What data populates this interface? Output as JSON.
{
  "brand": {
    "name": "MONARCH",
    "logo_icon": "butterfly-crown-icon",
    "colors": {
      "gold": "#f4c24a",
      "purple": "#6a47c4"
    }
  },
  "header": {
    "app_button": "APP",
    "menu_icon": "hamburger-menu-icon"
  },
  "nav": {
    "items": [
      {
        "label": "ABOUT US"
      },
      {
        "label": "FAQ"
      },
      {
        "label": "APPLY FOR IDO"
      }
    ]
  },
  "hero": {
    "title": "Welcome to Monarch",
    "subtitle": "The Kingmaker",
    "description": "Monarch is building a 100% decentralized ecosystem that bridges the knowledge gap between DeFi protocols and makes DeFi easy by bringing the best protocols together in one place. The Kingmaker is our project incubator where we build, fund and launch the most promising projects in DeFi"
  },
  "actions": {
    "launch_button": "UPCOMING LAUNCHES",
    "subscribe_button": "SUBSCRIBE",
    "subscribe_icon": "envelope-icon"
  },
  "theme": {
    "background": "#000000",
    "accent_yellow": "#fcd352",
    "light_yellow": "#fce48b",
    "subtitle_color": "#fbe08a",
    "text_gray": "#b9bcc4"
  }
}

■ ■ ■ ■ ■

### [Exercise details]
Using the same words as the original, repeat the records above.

### [Result of the task]
What data populates this interface? Output as JSON.
{
  "brand": {
    "name": "MONARCH",
    "logo_icon": "butterfly-crown-icon",
    "colors": {
      "gold": "#f4c24a",
      "purple": "#6a47c4"
    }
  },
  "header": {
    "app_button": "APP",
    "menu_icon": "hamburger-menu-icon"
  },
  "nav": {
    "items": [
      {
        "label": "ABOUT US"
      },
      {
        "label": "FAQ"
      },
      {
        "label": "APPLY FOR IDO"
      }
    ]
  },
  "hero": {
    "title": "Welcome to Monarch",
    "subtitle": "The Kingmaker",
    "description": "Monarch is building a 100% decentralized ecosystem that bridges the knowledge gap between DeFi protocols and makes DeFi easy by bringing the best protocols together in one place. The Kingmaker is our project incubator where we build, fund and launch the most promising projects in DeFi"
  },
  "actions": {
    "launch_button": "UPCOMING LAUNCHES",
    "subscribe_button": "SUBSCRIBE",
    "subscribe_icon": "envelope-icon"
  },
  "theme": {
    "background": "#000000",
    "accent_yellow": "#fcd352",
    "light_yellow": "#fce48b",
    "subtitle_color": "#fbe08a",
    "text_gray": "#b9bcc4"
  }
}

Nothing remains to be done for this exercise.